Taber wrote: “We share your commitment to maintaining high standards and will be forming a committee to begin work together to explore the issues and opportunities highlighted in your letter.”
“Thank you for helping us continue to create the positive learning environment and working environment that we need to thrive as a department,” he added.
The response followed a letter that was sent by 167 graduate students on Oct. 28, which called on the department to take extra steps to prevent sexual harassment. In the missive, students said they were aware of accusations that have been made against members of the university’s own economics faculty.
The letter demanded that the department ensure it does not invite people with “credible outstanding allegations of misconduct” for seminars, conferences or recruitment events at the institution.
It also called on the UW-Madison department to acknowledge that students and faculty have experienced and continue to experience sexual harassment, and to ensure that a “pass the harasser” clause is strengthened and included in contracts for all new hires.
A “pass the harasser” clause is designed to prevent known harassers from obtaining academic appointments without a prospective institution knowing about prior violations of sexual harassment policies.
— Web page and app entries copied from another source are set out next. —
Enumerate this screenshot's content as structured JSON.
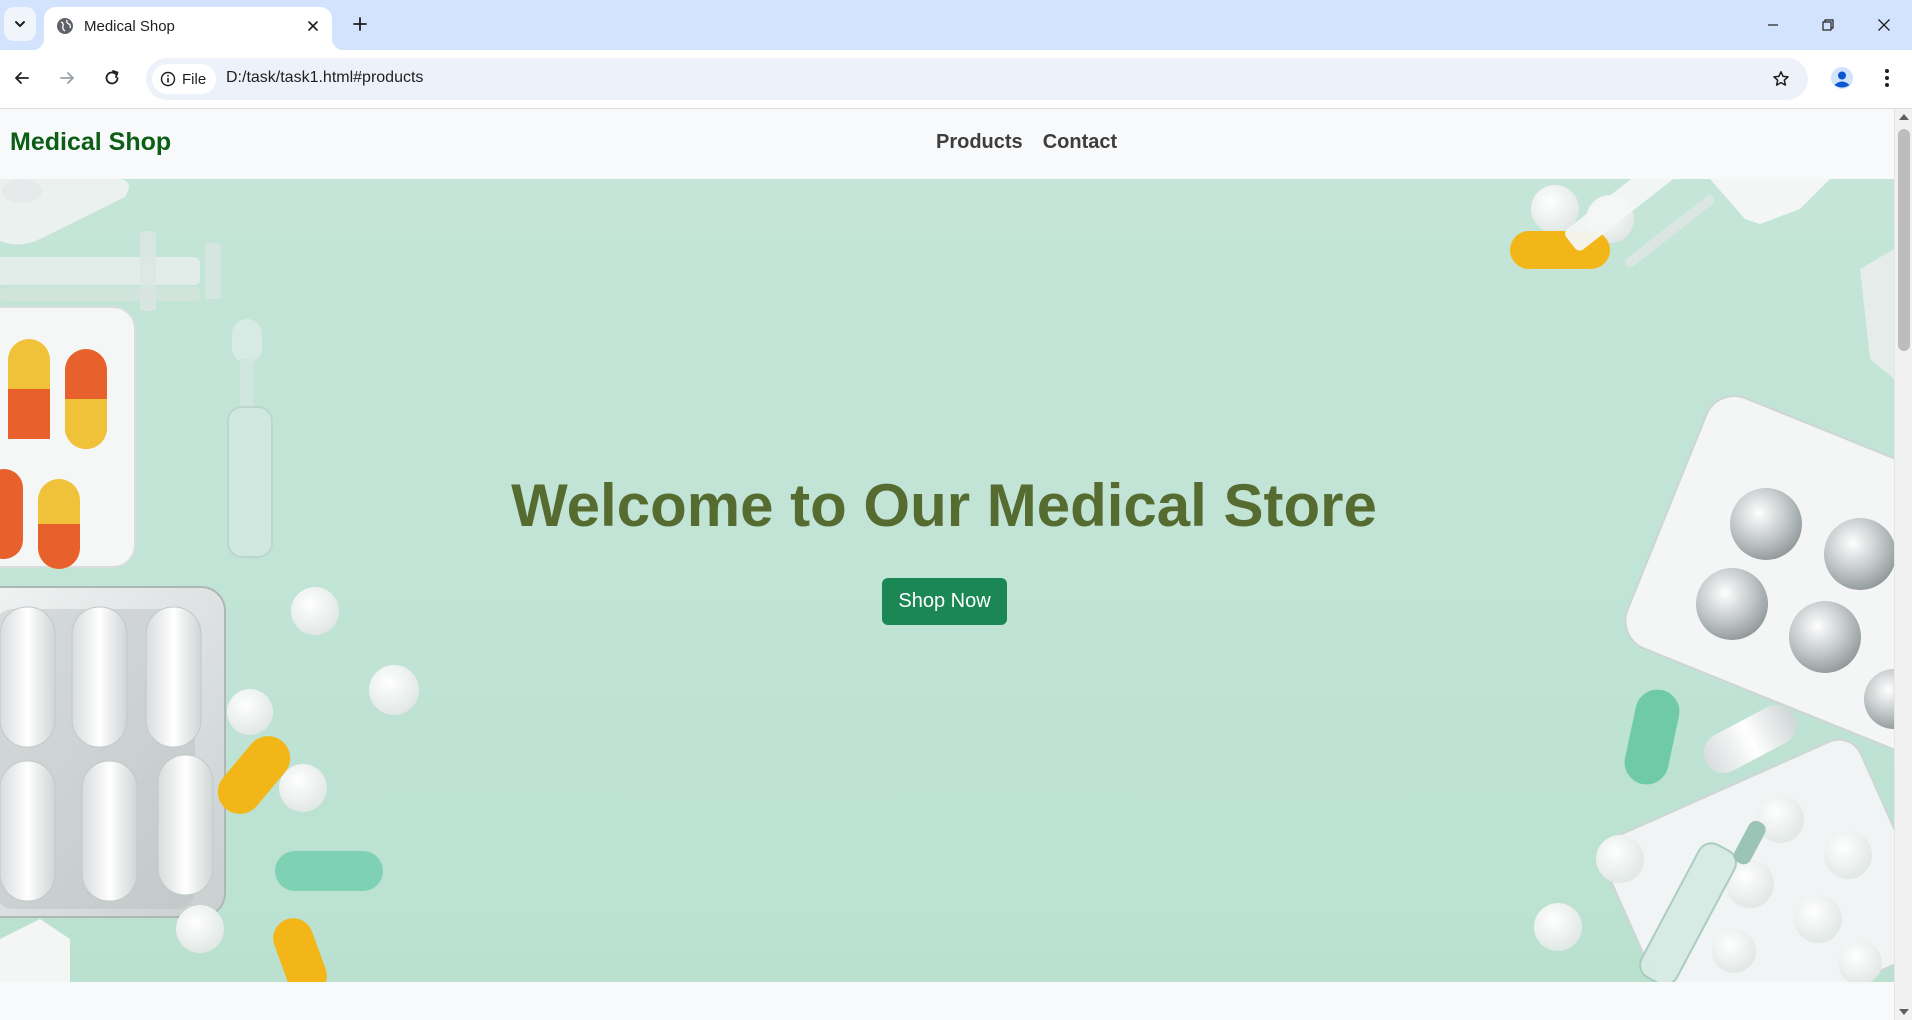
{
  "browser": {
    "tab_title": "Medical Shop",
    "omnibox": {
      "chip_label": "File",
      "url": "D:/task/task1.html#products"
    },
    "icons": {
      "tab_search": "chevron-down-icon",
      "favicon": "globe-icon",
      "tab_close": "close-icon",
      "new_tab": "plus-icon",
      "back": "arrow-left-icon",
      "forward": "arrow-right-icon",
      "reload": "reload-icon",
      "site_info": "info-icon",
      "bookmark": "star-icon",
      "profile": "profile-icon",
      "menu": "kebab-menu-icon",
      "minimize": "minimize-icon",
      "restore": "restore-icon",
      "close_window": "close-icon"
    }
  },
  "page": {
    "navbar": {
      "brand": "Medical Shop",
      "links": [
        "Products",
        "Contact"
      ]
    },
    "hero": {
      "title": "Welcome to Our Medical Store",
      "button": "Shop Now"
    }
  },
  "colors": {
    "brand": "#0c5e16",
    "hero_title": "#556b2f",
    "button_bg": "#1a8754",
    "hero_bg": "#bfe3d4",
    "tab_strip": "#d3e3fd"
  }
}
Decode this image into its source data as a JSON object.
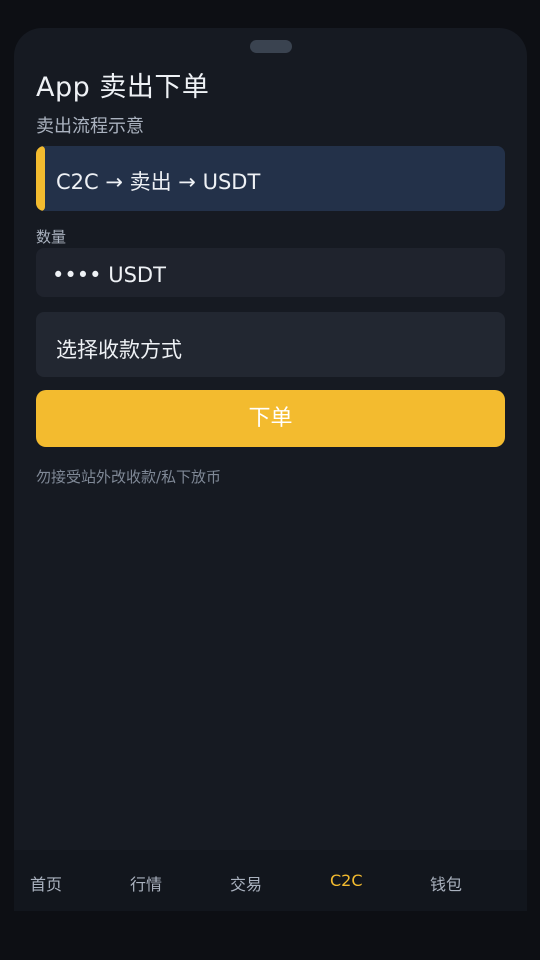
{
  "page": {
    "title": "App 卖出下单",
    "subtitle": "卖出流程示意"
  },
  "flow": {
    "text": "C2C → 卖出 → USDT"
  },
  "quantity": {
    "label": "数量",
    "value": "•••• USDT"
  },
  "payment": {
    "placeholder": "选择收款方式"
  },
  "order_button": {
    "label": "下单"
  },
  "warning": {
    "text": "勿接受站外改收款/私下放币"
  },
  "tabbar": {
    "items": [
      {
        "label": "首页",
        "active": false
      },
      {
        "label": "行情",
        "active": false
      },
      {
        "label": "交易",
        "active": false
      },
      {
        "label": "C2C",
        "active": true
      },
      {
        "label": "钱包",
        "active": false
      }
    ]
  },
  "colors": {
    "accent": "#f3bb2f",
    "background": "#161a22",
    "flow_box": "#233149"
  }
}
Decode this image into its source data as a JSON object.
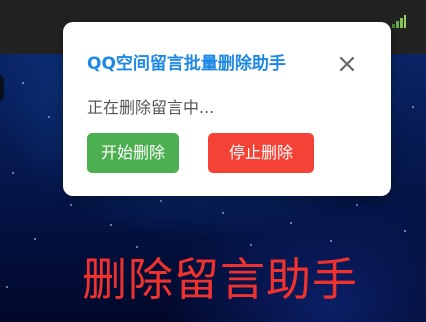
{
  "dialog": {
    "title": "QQ空间留言批量删除助手",
    "close_icon": "close-icon",
    "status": "正在删除留言中...",
    "start_label": "开始删除",
    "stop_label": "停止删除"
  },
  "background": {
    "headline": "删除留言助手"
  },
  "top_bar": {
    "signal_icon": "signal-icon"
  },
  "colors": {
    "title_blue": "#1e88e5",
    "start_green": "#4caf50",
    "stop_red": "#f44336",
    "headline_red": "#f0322e",
    "top_bar": "#222222"
  }
}
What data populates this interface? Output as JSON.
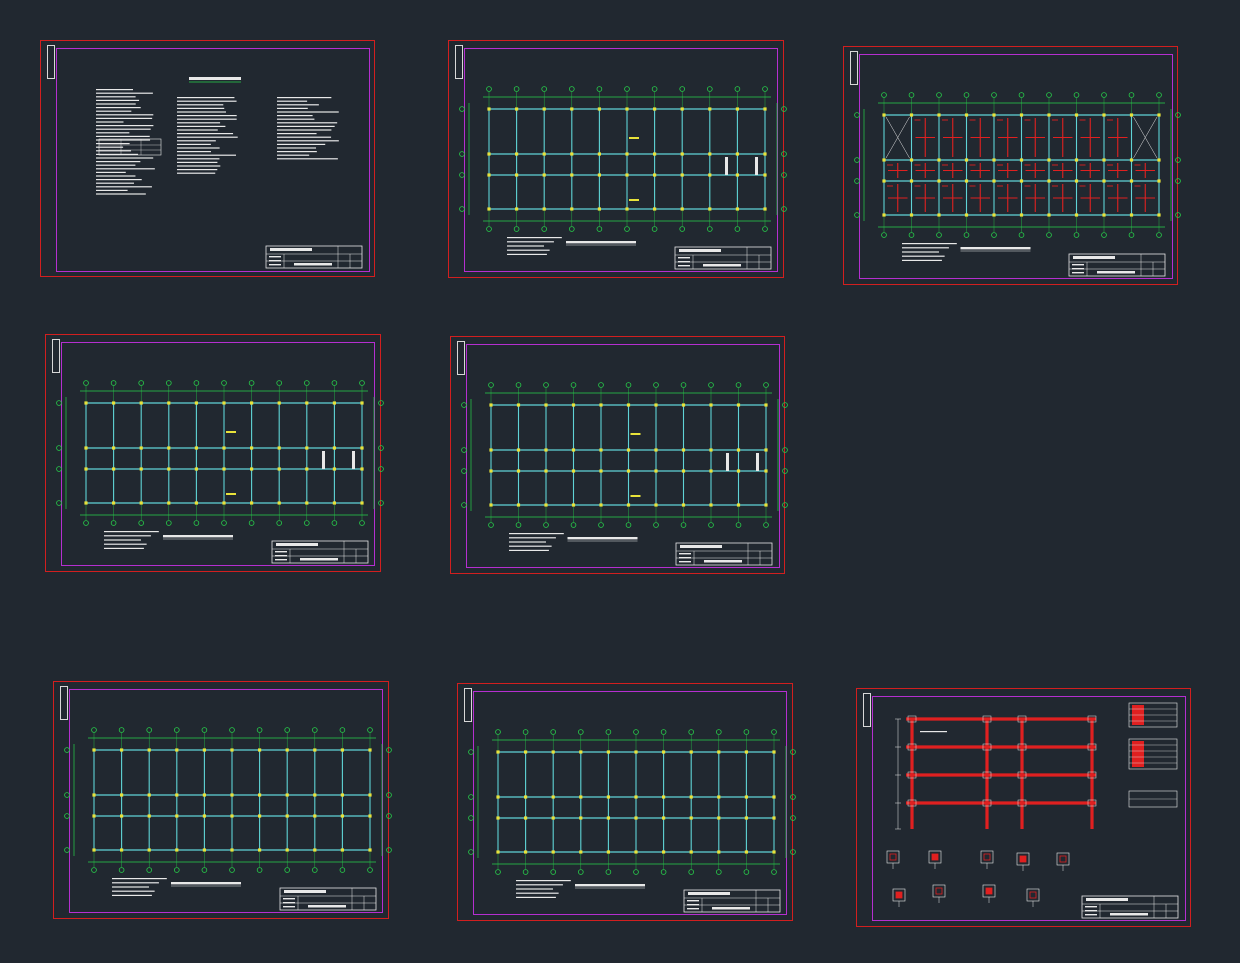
{
  "workspace": {
    "background": "#212830"
  },
  "colors": {
    "sheet_border": "#d21f1f",
    "inner_frame": "#b52fd0",
    "axis_grid": "#27d04a",
    "beams": "#5fd3d6",
    "columns": "#e8e23a",
    "rebar": "#e02020",
    "text": "#e8e8e8"
  },
  "sheets": [
    {
      "id": "sheet-1",
      "kind": "notes"
    },
    {
      "id": "sheet-2",
      "kind": "plan",
      "variant": "yellow"
    },
    {
      "id": "sheet-3",
      "kind": "plan",
      "variant": "red"
    },
    {
      "id": "sheet-4",
      "kind": "plan",
      "variant": "yellow"
    },
    {
      "id": "sheet-5",
      "kind": "plan",
      "variant": "yellow"
    },
    {
      "id": "sheet-6",
      "kind": "plan",
      "variant": "plain"
    },
    {
      "id": "sheet-7",
      "kind": "plan",
      "variant": "plain"
    },
    {
      "id": "sheet-8",
      "kind": "frame"
    }
  ]
}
The Unviersity of Wisconsin system adopted such a clause in 2018.
The response from UW-Madison comes amid a wider reckoning over tolerance of sexual misconduct within the economics research community. In recent weeks, allegations against senior economists have surfaced on social networking sites including Twitter and Econ Job Rumors.